All that evidence of a strong community is built into the memorial unveiled Sunday afternoon in front of hundreds at the Belleville Fire Engine House 4, at Illinois 159 and Illinois 15.
The beam itself points straight to New York, and is connected to two towers spaced to show where Flight 11 struck the North Tower and Flight 175 struck the South Tower. The memorial’s plaza is a pentagon, and the sidewalk from the parking lot to the memorial is 343 feet long. Two Belleville firefighters used pike poles to bring down the drape and reveal the beam to a quiet crowd.
Jennifer Meyer, of Belleville, watched dignitaries tour the memorial first. She said she would probably return another day to take the walk herself.
“It’s just awesome to see in Belleville such a profound piece of history,” she said. Meyer remembered working at the St. Clair County Health Department that day, and being concerned for friends who were traveling.
“It was a day you reached out,” she said, to check on your family and friends.
The walk, pentagon shape, timeline, towers and beam are all just the first of three phases of the memorial, said Sharon Strausbaugh of the September 11 Memorial Walkway Committee at the dedication. The next phases are tributes to Flight 93, which crashed in Pennsylvania, and a gathering area that will include sponsor bricks.
The number 343 was often repeated throughout the ceremony, as it was the number of firefighters killed 15 years ago.
The ceremony started as 343 firefighters walked silently, save for the muted clanking of their turnout gear, from the Belle Clair Fairgrounds to the firehouse. Each man and woman from metro-east fire departments represented a firefighter killed on Sept. 11.

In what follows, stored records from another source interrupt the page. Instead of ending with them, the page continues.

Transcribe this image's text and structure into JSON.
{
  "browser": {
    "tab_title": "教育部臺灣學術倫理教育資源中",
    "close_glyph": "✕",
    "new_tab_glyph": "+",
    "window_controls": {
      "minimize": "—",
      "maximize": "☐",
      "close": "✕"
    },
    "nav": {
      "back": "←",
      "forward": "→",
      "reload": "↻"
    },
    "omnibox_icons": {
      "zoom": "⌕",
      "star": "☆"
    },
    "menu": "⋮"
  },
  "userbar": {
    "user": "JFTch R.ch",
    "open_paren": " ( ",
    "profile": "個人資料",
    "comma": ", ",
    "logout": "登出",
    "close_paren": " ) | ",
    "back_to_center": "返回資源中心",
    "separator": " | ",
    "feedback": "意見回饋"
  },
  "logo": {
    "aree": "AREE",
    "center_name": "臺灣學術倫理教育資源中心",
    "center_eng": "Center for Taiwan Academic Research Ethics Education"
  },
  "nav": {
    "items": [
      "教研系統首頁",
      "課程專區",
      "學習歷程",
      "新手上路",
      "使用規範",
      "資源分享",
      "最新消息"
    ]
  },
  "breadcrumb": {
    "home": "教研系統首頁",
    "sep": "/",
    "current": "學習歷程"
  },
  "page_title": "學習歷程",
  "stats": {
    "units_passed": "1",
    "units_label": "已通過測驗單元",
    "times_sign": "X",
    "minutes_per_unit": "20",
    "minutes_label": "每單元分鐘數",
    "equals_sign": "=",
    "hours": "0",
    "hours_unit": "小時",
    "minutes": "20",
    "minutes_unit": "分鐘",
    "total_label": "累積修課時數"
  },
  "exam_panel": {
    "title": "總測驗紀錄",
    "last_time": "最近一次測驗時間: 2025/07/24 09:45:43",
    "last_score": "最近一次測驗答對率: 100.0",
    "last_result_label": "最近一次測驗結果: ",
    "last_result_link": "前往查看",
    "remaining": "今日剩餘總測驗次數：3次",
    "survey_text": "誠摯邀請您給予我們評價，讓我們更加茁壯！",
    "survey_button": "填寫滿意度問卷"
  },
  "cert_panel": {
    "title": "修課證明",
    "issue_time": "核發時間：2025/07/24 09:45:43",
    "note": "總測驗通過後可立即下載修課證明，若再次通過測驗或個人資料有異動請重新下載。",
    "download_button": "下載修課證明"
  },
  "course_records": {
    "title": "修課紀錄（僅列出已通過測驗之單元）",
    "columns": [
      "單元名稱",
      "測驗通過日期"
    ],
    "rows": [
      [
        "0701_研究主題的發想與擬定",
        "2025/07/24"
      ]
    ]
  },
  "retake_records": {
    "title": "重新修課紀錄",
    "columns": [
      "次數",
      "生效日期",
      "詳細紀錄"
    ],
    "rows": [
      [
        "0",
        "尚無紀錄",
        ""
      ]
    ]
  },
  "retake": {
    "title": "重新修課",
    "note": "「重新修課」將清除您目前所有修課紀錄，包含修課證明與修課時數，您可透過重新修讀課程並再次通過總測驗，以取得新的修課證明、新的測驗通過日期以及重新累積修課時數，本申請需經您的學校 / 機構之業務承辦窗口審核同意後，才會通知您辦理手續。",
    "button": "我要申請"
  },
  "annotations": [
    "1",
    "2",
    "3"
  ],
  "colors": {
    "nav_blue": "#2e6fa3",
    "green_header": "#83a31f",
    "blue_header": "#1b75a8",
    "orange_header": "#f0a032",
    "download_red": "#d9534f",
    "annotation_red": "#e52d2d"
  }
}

Belleville Fire Chief Tom Pour made two promises in his remarks to the crowd of more than 400. The committee will continue to work toward a complete memorial, one that also honors the victims of Flight 93; and he will have an annual ceremony for any firefighter that dies in the line of duty in Southern Illinois.
“The key things we still have to get done are for Flight 93,” Pour said after the ceremony.
The key person in the memorial’s presence at all in Belleville agreed that Flight 93 must be included.
Linda Weisenstein was widely credited on Sunday with having both the idea and the determination to make the memorial happen in Belleville. She had brought an article to the attention of the Eckert administration that the Port Authority was providing artifacts of Ground Zero.
“We needed to be respectful ... this is not a car show or a craft show,” Weisenstein said after the ceremony on Sunday, when the crowd had dwindled to a couple dozen people who were walking and reading along the walkway’s timeline. “It had to be done in a very solemn way, and we wanted to include everyone.”